* ACTIVITY
Restate all of the entries verbatim.

▽

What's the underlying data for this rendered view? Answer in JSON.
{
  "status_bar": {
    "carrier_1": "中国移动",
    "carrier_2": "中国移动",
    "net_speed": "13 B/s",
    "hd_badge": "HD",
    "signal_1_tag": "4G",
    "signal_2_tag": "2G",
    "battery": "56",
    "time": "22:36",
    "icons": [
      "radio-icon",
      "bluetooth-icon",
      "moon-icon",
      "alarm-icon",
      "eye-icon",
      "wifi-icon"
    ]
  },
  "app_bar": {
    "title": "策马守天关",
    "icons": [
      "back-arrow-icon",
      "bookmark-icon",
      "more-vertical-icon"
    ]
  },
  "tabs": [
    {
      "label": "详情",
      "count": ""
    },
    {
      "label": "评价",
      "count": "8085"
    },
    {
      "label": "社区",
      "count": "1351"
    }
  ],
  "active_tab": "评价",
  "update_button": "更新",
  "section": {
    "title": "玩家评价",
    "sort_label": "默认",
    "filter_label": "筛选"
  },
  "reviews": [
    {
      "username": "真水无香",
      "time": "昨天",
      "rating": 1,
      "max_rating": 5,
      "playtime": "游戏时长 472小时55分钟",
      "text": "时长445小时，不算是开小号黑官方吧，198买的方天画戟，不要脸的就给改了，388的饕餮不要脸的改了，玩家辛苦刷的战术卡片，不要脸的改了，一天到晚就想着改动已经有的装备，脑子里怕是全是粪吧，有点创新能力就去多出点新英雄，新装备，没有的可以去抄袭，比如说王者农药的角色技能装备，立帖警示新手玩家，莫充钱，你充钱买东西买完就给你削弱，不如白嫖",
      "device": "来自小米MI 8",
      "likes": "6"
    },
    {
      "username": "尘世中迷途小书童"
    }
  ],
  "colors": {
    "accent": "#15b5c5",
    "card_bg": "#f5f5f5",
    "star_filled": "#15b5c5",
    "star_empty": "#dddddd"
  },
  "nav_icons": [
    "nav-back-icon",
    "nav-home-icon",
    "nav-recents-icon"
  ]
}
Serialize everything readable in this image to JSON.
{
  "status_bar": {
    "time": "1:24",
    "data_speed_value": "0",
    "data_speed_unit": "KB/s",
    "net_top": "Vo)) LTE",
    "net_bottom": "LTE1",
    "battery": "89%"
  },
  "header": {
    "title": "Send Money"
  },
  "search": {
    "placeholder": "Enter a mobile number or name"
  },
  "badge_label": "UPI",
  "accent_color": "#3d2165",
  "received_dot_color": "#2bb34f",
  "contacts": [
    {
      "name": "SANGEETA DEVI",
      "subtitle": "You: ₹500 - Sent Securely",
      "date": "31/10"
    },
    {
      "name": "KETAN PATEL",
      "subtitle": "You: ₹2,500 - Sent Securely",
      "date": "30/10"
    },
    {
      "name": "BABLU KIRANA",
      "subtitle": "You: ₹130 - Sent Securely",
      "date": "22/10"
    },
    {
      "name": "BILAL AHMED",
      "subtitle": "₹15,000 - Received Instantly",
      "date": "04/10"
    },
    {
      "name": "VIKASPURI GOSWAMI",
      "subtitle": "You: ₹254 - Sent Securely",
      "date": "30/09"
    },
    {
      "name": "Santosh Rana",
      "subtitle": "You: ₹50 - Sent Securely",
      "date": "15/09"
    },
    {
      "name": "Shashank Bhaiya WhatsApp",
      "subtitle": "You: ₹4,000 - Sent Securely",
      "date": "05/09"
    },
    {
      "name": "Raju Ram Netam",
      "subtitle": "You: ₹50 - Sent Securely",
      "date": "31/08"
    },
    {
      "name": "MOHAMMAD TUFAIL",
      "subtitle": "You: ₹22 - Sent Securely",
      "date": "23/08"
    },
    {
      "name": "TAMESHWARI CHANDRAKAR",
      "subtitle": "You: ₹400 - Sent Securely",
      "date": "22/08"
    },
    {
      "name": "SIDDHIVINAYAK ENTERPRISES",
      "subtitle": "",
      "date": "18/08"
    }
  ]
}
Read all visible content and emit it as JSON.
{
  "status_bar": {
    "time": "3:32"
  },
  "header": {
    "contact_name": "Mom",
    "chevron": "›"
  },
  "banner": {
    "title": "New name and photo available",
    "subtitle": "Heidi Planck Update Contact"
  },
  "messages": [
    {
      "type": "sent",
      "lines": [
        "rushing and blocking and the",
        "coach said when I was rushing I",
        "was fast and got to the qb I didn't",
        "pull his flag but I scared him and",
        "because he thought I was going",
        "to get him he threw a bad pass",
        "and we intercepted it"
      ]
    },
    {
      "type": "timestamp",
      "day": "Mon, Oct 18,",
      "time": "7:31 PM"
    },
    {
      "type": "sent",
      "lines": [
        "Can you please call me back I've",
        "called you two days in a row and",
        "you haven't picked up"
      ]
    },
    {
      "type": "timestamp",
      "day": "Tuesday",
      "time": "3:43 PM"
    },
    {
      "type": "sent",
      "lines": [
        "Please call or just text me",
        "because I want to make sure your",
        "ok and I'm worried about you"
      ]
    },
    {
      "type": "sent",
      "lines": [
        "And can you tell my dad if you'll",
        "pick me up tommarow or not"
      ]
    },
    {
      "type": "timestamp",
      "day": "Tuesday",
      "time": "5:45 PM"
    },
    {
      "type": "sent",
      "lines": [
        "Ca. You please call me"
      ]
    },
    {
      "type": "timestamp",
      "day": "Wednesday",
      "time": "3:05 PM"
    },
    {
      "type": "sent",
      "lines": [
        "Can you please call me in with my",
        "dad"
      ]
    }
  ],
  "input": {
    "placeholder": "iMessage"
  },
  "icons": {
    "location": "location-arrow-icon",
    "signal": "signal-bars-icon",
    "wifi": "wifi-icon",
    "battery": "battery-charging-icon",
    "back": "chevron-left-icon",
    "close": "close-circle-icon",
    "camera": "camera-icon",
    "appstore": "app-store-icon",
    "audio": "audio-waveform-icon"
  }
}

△

* OUTPUT FOR THIS TASK
What's the underlying data for this rendered view? Answer in JSON.
{
  "status_bar": {
    "carrier_1": "中国移动",
    "carrier_2": "中国移动",
    "net_speed": "13 B/s",
    "hd_badge": "HD",
    "signal_1_tag": "4G",
    "signal_2_tag": "2G",
    "battery": "56",
    "time": "22:36",
    "icons": [
      "radio-icon",
      "bluetooth-icon",
      "moon-icon",
      "alarm-icon",
      "eye-icon",
      "wifi-icon"
    ]
  },
  "app_bar": {
    "title": "策马守天关",
    "icons": [
      "back-arrow-icon",
      "bookmark-icon",
      "more-vertical-icon"
    ]
  },
  "tabs": [
    {
      "label": "详情",
      "count": ""
    },
    {
      "label": "评价",
      "count": "8085"
    },
    {
      "label": "社区",
      "count": "1351"
    }
  ],
  "active_tab": "评价",
  "update_button": "更新",
  "section": {
    "title": "玩家评价",
    "sort_label": "默认",
    "filter_label": "筛选"
  },
  "reviews": [
    {
      "username": "真水无香",
      "time": "昨天",
      "rating": 1,
      "max_rating": 5,
      "playtime": "游戏时长 472小时55分钟",
      "text": "时长445小时，不算是开小号黑官方吧，198买的方天画戟，不要脸的就给改了，388的饕餮不要脸的改了，玩家辛苦刷的战术卡片，不要脸的改了，一天到晚就想着改动已经有的装备，脑子里怕是全是粪吧，有点创新能力就去多出点新英雄，新装备，没有的可以去抄袭，比如说王者农药的角色技能装备，立帖警示新手玩家，莫充钱，你充钱买东西买完就给你削弱，不如白嫖",
      "device": "来自小米MI 8",
      "likes": "6"
    },
    {
      "username": "尘世中迷途小书童"
    }
  ],
  "colors": {
    "accent": "#15b5c5",
    "card_bg": "#f5f5f5",
    "star_filled": "#15b5c5",
    "star_empty": "#dddddd"
  },
  "nav_icons": [
    "nav-back-icon",
    "nav-home-icon",
    "nav-recents-icon"
  ]
}
Serialize everything readable in this image to JSON.
{
  "status_bar": {
    "time": "1:24",
    "data_speed_value": "0",
    "data_speed_unit": "KB/s",
    "net_top": "Vo)) LTE",
    "net_bottom": "LTE1",
    "battery": "89%"
  },
  "header": {
    "title": "Send Money"
  },
  "search": {
    "placeholder": "Enter a mobile number or name"
  },
  "badge_label": "UPI",
  "accent_color": "#3d2165",
  "received_dot_color": "#2bb34f",
  "contacts": [
    {
      "name": "SANGEETA DEVI",
      "subtitle": "You: ₹500 - Sent Securely",
      "date": "31/10"
    },
    {
      "name": "KETAN PATEL",
      "subtitle": "You: ₹2,500 - Sent Securely",
      "date": "30/10"
    },
    {
      "name": "BABLU KIRANA",
      "subtitle": "You: ₹130 - Sent Securely",
      "date": "22/10"
    },
    {
      "name": "BILAL AHMED",
      "subtitle": "₹15,000 - Received Instantly",
      "date": "04/10"
    },
    {
      "name": "VIKASPURI GOSWAMI",
      "subtitle": "You: ₹254 - Sent Securely",
      "date": "30/09"
    },
    {
      "name": "Santosh Rana",
      "subtitle": "You: ₹50 - Sent Securely",
      "date": "15/09"
    },
    {
      "name": "Shashank Bhaiya WhatsApp",
      "subtitle": "You: ₹4,000 - Sent Securely",
      "date": "05/09"
    },
    {
      "name": "Raju Ram Netam",
      "subtitle": "You: ₹50 - Sent Securely",
      "date": "31/08"
    },
    {
      "name": "MOHAMMAD TUFAIL",
      "subtitle": "You: ₹22 - Sent Securely",
      "date": "23/08"
    },
    {
      "name": "TAMESHWARI CHANDRAKAR",
      "subtitle": "You: ₹400 - Sent Securely",
      "date": "22/08"
    },
    {
      "name": "SIDDHIVINAYAK ENTERPRISES",
      "subtitle": "",
      "date": "18/08"
    }
  ]
}
Read all visible content and emit it as JSON.
{
  "status_bar": {
    "time": "3:32"
  },
  "header": {
    "contact_name": "Mom",
    "chevron": "›"
  },
  "banner": {
    "title": "New name and photo available",
    "subtitle": "Heidi Planck Update Contact"
  },
  "messages": [
    {
      "type": "sent",
      "lines": [
        "rushing and blocking and the",
        "coach said when I was rushing I",
        "was fast and got to the qb I didn't",
        "pull his flag but I scared him and",
        "because he thought I was going",
        "to get him he threw a bad pass",
        "and we intercepted it"
      ]
    },
    {
      "type": "timestamp",
      "day": "Mon, Oct 18,",
      "time": "7:31 PM"
    },
    {
      "type": "sent",
      "lines": [
        "Can you please call me back I've",
        "called you two days in a row and",
        "you haven't picked up"
      ]
    },
    {
      "type": "timestamp",
      "day": "Tuesday",
      "time": "3:43 PM"
    },
    {
      "type": "sent",
      "lines": [
        "Please call or just text me",
        "because I want to make sure your",
        "ok and I'm worried about you"
      ]
    },
    {
      "type": "sent",
      "lines": [
        "And can you tell my dad if you'll",
        "pick me up tommarow or not"
      ]
    },
    {
      "type": "timestamp",
      "day": "Tuesday",
      "time": "5:45 PM"
    },
    {
      "type": "sent",
      "lines": [
        "Ca. You please call me"
      ]
    },
    {
      "type": "timestamp",
      "day": "Wednesday",
      "time": "3:05 PM"
    },
    {
      "type": "sent",
      "lines": [
        "Can you please call me in with my",
        "dad"
      ]
    }
  ],
  "input": {
    "placeholder": "iMessage"
  },
  "icons": {
    "location": "location-arrow-icon",
    "signal": "signal-bars-icon",
    "wifi": "wifi-icon",
    "battery": "battery-charging-icon",
    "back": "chevron-left-icon",
    "close": "close-circle-icon",
    "camera": "camera-icon",
    "appstore": "app-store-icon",
    "audio": "audio-waveform-icon"
  }
}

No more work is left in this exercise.